"Norman Dietz provides a steady-paced, documentary-style approach to this intriguing material. Lutz's comments will appeal to anyone interested in the fascinating world of auto manufacturing." ---Library Journal Audio Review
BOB LUTZ held senior leadership positions at Gm, ford, Chrysler, and BMW over the course of an unparalleled forty-seven-year career, culminating in his vice chairmanship of General motors from 2001 to 2010. He is the bestselling author of Guts: 8 Laws of Business from One ofthe Most Innovative Business Leadersof Our Time.
`Maximum' Bob Lutz is the last of the legendary `car guys' in the US automotive business. Car guys are those who work in the auto business because they like cars as opposed to the `bean counters' who work in the car business but treat the product as just another widget.
Car guys are those who work at GM or Ford or Chrysler during the day and then at night, work on their cars as a hobby. On weekends, they would race them.

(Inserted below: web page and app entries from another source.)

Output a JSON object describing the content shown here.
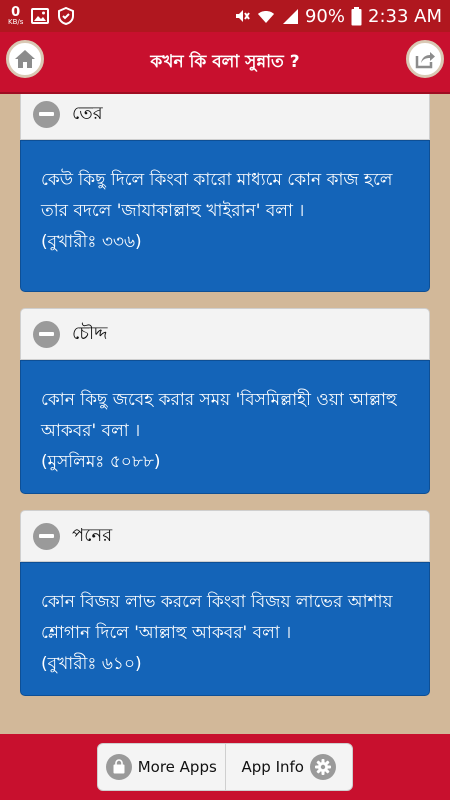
{
  "status_bar": {
    "data_speed_value": "0",
    "data_speed_unit": "KB/s",
    "battery": "90%",
    "time": "2:33 AM"
  },
  "app_bar": {
    "title": "কখন কি বলা সুন্নাত ?"
  },
  "cards": [
    {
      "title": "তের",
      "line1": "কেউ কিছু দিলে কিংবা কারো মাধ্যমে কোন কাজ হলে তার বদলে 'জাযাকাল্লাহু খাইরান' বলা ।",
      "reference": "(বুখারীঃ ৩৩৬)"
    },
    {
      "title": "চৌদ্দ",
      "line1": "কোন কিছু জবেহ করার সময় 'বিসমিল্লাহী ওয়া আল্লাহু আকবর' বলা ।",
      "reference": "(মুসলিমঃ ৫০৮৮)"
    },
    {
      "title": "পনের",
      "line1": "কোন বিজয় লাভ করলে কিংবা বিজয় লাভের আশায় শ্লোগান দিলে 'আল্লাহু আকবর' বলা ।",
      "reference": "(বুখারীঃ ৬১০)"
    }
  ],
  "footer": {
    "more_apps": "More Apps",
    "app_info": "App Info"
  },
  "colors": {
    "primary_red": "#c8102e",
    "card_blue": "#1464b8",
    "background_tan": "#d2b899"
  }
}
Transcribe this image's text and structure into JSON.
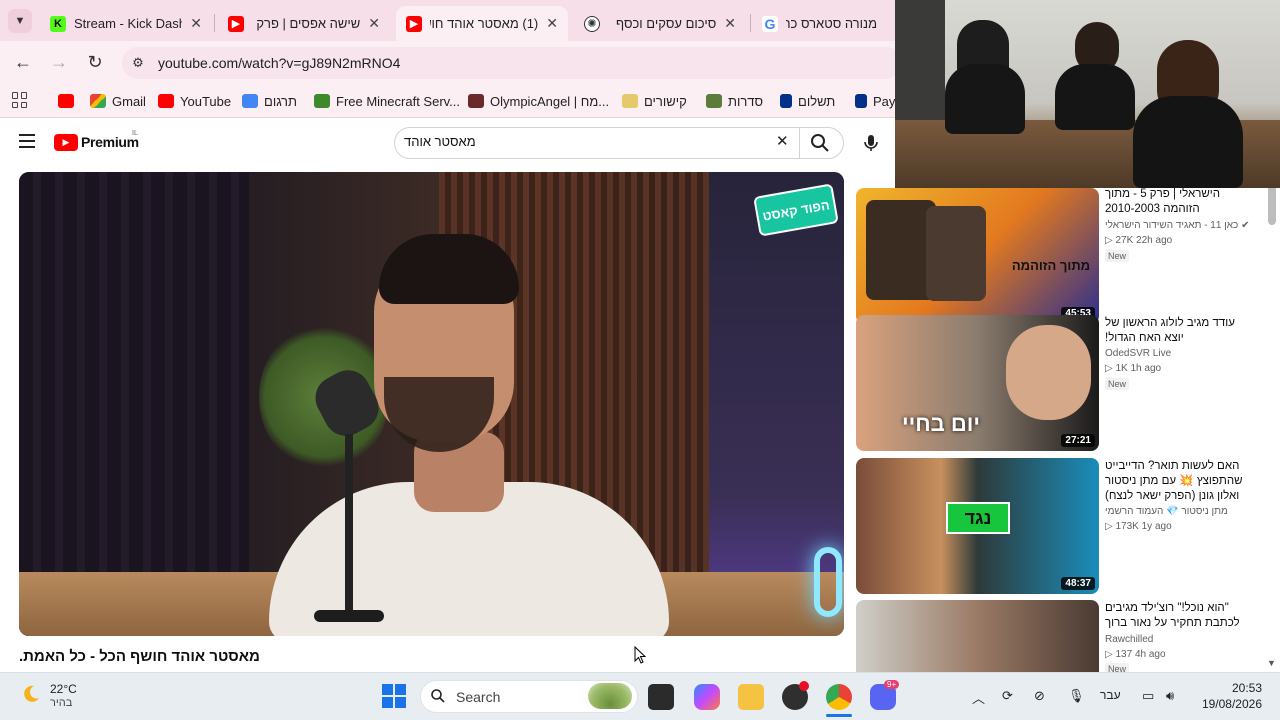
{
  "browser": {
    "tabs": [
      {
        "title": "Stream - Kick Dashb",
        "favicon": "kick-icon",
        "color": "#53fc18"
      },
      {
        "title": "שישה אפסים | פרק",
        "favicon": "youtube-icon",
        "color": "#ff0000"
      },
      {
        "title": "(1) מאסטר אוהד חוש",
        "favicon": "youtube-icon",
        "color": "#ff0000",
        "active": true
      },
      {
        "title": "סיכום עסקים וכסף",
        "favicon": "chatgpt-icon",
        "color": "#333333"
      },
      {
        "title": "מנורה סטארס כרטי",
        "favicon": "google-icon",
        "color": "#4285f4"
      }
    ],
    "url": "youtube.com/watch?v=gJ89N2mRNO4",
    "bookmarks": [
      {
        "label": "",
        "icon": "youtube-icon"
      },
      {
        "label": "Gmail",
        "icon": "gmail-icon"
      },
      {
        "label": "YouTube",
        "icon": "youtube-icon"
      },
      {
        "label": "תרגום",
        "icon": "translate-icon"
      },
      {
        "label": "Free Minecraft Serv...",
        "icon": "minecraft-icon"
      },
      {
        "label": "OlympicAngel | מח...",
        "icon": "avatar-icon"
      },
      {
        "label": "קישורים",
        "icon": "folder-icon"
      },
      {
        "label": "סדרות",
        "icon": "tv-icon"
      },
      {
        "label": "תשלום",
        "icon": "paypal-icon"
      },
      {
        "label": "Payl",
        "icon": "paypal-icon"
      }
    ]
  },
  "youtube": {
    "logo_text": "Premium",
    "logo_region": "IL",
    "search_value": "מאסטר אוהד",
    "video_title": "מאסטר אוהד חושף הכל - כל האמת.",
    "recommendations": [
      {
        "title": "הישראלי | פרק 5 - מתוך הזוהמה 2010-2003",
        "channel": "כאן 11 - תאגיד השידור הישראלי",
        "views": "27K",
        "age": "22h ago",
        "badge": "New",
        "duration": "45:53",
        "thumb_text": "מתוך הזוהמה"
      },
      {
        "title": "עודד מגיב לולוג הראשון של יוצא האח הגדול!",
        "channel": "OdedSVR Live",
        "views": "1K",
        "age": "1h ago",
        "badge": "New",
        "duration": "27:21",
        "thumb_text": "יום בחיי"
      },
      {
        "title": "האם לעשות תואר? הדייבייט שהתפוצץ 💥 עם מתן ניסטור ואלון גונן (הפרק ישאר לנצח)",
        "channel": "מתן ניסטור 💎 העמוד הרשמי",
        "views": "173K",
        "age": "1y ago",
        "badge": "",
        "duration": "48:37",
        "thumb_text": "נגד"
      },
      {
        "title": "\"הוא נוכל!\" רוצ'ילד מגיבים לכתבת תחקיר על נאור ברוך",
        "channel": "Rawchilled",
        "views": "137",
        "age": "4h ago",
        "badge": "New",
        "duration": "",
        "thumb_text": ""
      }
    ]
  },
  "taskbar": {
    "weather_temp": "22°C",
    "weather_desc": "בהיר",
    "search_placeholder": "Search",
    "language": "עבר",
    "time": "20:53",
    "date": "19/08/2026",
    "discord_badge": "9+"
  }
}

During their free time, they would talk cars with other car guys. That's what built GM and Detroit in general. What has almost destroyed it has been the rise of the bean counter to positions of dominance in the domestic car industry. Bean counters focus on financial manipulation over product excellence. Maximum Bob, in this book, documents what went wrong and how to address it - not only in the auto industry but in American industry in general which has all too often been led down the same path to doom as the car industry.

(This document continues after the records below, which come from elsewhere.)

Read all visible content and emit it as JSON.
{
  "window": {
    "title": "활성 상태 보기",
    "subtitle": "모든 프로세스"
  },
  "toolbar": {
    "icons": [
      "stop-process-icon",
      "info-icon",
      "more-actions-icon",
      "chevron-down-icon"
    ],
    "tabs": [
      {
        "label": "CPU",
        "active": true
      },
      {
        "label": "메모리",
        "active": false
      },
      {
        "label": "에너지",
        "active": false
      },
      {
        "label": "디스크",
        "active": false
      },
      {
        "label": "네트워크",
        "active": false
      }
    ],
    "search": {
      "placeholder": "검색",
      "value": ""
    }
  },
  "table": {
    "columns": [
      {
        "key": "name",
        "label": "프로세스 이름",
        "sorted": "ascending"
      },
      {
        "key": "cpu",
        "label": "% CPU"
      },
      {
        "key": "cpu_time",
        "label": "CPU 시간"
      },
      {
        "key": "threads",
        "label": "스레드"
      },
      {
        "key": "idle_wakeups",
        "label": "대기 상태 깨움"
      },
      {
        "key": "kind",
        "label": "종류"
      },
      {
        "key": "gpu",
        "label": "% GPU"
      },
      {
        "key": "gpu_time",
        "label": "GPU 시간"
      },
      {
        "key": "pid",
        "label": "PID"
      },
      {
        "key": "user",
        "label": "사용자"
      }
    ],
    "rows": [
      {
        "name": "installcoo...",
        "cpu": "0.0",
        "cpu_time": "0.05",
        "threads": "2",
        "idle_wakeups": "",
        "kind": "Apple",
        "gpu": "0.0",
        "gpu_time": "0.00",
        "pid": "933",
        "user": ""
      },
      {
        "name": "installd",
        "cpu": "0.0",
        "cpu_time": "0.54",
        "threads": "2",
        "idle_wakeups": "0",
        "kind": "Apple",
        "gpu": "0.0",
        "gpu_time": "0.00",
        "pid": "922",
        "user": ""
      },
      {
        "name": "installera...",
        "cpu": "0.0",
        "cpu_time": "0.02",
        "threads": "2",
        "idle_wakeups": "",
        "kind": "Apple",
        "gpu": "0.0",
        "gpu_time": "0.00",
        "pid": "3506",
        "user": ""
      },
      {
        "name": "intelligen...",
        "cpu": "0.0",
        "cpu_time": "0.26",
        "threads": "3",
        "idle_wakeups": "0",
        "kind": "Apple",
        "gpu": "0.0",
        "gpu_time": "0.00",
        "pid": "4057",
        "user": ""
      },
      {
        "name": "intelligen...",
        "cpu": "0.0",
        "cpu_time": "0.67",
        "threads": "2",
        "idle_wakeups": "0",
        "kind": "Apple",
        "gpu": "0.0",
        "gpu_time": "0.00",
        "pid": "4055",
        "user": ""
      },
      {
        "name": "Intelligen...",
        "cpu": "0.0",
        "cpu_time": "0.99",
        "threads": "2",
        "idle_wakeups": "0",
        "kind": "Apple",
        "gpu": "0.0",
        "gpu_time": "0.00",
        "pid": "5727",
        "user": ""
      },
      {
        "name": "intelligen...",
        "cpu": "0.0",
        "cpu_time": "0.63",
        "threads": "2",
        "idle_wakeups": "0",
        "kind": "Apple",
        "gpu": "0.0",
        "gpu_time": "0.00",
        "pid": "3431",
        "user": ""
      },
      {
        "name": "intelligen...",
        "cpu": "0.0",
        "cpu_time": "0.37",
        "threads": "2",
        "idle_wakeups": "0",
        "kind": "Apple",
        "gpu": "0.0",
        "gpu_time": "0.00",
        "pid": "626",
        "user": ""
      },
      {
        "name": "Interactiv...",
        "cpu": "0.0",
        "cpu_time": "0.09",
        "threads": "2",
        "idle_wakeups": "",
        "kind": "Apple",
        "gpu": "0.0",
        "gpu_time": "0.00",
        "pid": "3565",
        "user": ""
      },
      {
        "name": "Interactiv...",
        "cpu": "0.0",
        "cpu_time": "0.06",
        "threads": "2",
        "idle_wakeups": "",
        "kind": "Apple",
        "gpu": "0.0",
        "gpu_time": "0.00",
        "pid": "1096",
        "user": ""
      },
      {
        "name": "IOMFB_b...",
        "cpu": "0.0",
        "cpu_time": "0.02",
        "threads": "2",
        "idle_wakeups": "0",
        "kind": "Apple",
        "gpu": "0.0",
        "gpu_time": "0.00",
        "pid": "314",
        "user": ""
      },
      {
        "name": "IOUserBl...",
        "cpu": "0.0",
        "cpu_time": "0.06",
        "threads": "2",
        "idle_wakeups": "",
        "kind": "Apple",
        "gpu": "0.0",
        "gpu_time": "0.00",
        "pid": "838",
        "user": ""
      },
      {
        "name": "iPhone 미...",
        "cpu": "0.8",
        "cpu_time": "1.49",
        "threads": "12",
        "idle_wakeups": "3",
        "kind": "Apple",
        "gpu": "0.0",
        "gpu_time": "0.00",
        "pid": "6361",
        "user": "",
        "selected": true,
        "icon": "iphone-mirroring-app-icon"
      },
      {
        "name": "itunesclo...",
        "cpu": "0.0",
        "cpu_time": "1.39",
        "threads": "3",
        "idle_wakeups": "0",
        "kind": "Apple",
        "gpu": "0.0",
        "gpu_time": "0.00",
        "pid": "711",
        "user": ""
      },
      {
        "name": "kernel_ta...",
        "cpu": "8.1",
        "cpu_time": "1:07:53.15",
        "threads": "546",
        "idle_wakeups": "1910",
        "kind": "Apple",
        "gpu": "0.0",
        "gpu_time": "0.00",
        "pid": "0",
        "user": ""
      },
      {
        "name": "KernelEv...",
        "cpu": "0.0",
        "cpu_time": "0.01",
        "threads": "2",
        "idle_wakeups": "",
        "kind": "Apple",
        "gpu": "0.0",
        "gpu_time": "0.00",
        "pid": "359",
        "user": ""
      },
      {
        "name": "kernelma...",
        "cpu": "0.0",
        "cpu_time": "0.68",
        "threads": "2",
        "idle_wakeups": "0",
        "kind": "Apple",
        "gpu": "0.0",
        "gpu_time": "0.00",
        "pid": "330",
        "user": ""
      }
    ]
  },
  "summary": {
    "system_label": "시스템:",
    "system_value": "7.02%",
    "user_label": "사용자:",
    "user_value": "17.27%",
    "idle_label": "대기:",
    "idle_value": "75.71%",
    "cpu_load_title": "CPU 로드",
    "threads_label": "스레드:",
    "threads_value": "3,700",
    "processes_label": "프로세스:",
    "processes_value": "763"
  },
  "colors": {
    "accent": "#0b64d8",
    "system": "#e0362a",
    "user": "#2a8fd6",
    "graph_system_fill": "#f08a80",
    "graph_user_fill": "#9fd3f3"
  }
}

The book is partly a biography covering a very short portion of Lutz's life - his second stint at GM - which recently ended after about a decade. This time around, he tried, with some notable success, to repair the damage he foresaw coming and which caused him to resign from GM many years before. It's more than a biography, however. It is also a diagnosis of what went wrong with the US car industry and US industry in general. Being Maximum Bob, he generally doesn't hold back his often controversial opinions being a person who'd rather speak out and found to be wrong than keep quiet.

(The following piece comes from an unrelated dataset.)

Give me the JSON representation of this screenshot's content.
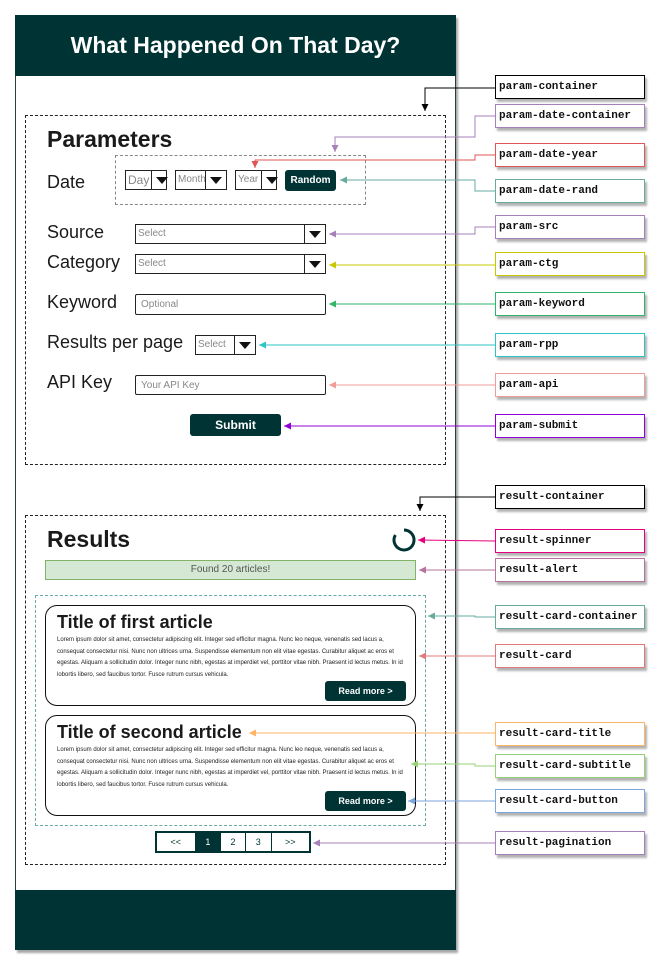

The book delivers some surprises as well as details of behind the scenes activities, which, from time to time hit the mainstream news. The short book contains no filler.Read more ›
Absolutely marvelous; anyone who reads this will understand the enervating hubris that is destroying business, education and government in America and much of the rest of the world.
First though, to set this book and Lutz in context, a quote from midway through the book: "I know I'm full of crap a lot of the time, but that comes with the territory.
"Your job is to provide me with honest feedback," Lutz writes. If read with this caveat in mind, this book offers enough insight to rescue almost any failing industry without government bailouts. In my career as a reporter, I've seen enough once excellent newspapers go down the drain because publishers refused to understand Lutz's observations, insight and remedies.
He's a "product man," which means a commitment to quality products instead of profits, prestige or paper pushing. Lutz is infuriated by "bean counters" who see value only in profits; as such, it is an eloquent 'cri de coeur' rather than a balanced analysis of business management.
That said, few if any can't benefit from his basic insights into the over-confidence, hubris and arrogance that is making America into a third world society. Federal debt crisis? If Lutz's approach was applied to government and industry, the debate would center on how to use the surplus instead of crying about the deficits produced by dumb attitudes.
The current assumption is that America is great simply by being America; Lutz argues superiority is based on a never-ending search for improvement and innovation rather than complacency. My experience is that America is better than its political or business satraps; if leaders can pick the wisdom from rants such as Lutz, no country can do better.
Lutz' book is about what happened to America's competitiveness, and why, per an outspoken personality with a 47-year stellar career in the business. The title gives Lutz' perspective away. His focus is the automobile industry, but the logic extends to much of our formerly dominant manufacturing sector. Generally his comments make good sense, though not always. Example - his major point would be more accurate if expressed as 'excessive focus on short-term profits. On the other hand, Lutz is not likely to apologize anytime soon for imperfect decision-making - he's more into improving things - right now, and being right more often than wrong.
Lutz is not afraid to name names. His first target is America's handling of the original oil crises - with increased CAFE requirements, instead of raising the gas tax. The unintended result, per Lutz, is that Japanese manufacturers did not have to do anything to meet the new requirements, while American firms incurred high expenditures. Japan also benefited from U.S. desire to keep it within its sphere of foreign policy influence - thus, we did little or nothing about the 'yen' exchange-rate being set too low. (Sound familiar to today and problems with China?) Continuing, Lutz complains that negotiated 'voluntary trade restraints (early to mid-1980s) did NOT result in American manufacturers simply raising prices rather than using the breather to improve costs and quality. However, Lutz' defense of American automakers (they were shifting to the new demand for pickups) lacks credibility because our manufacturers pushed that strategy as a means of avoiding both Japanese competition and stringent CAFE restraints. Similarly, Lutz criticizes those linking global warming to the auto industry, but does a poor job making his case.Read more ›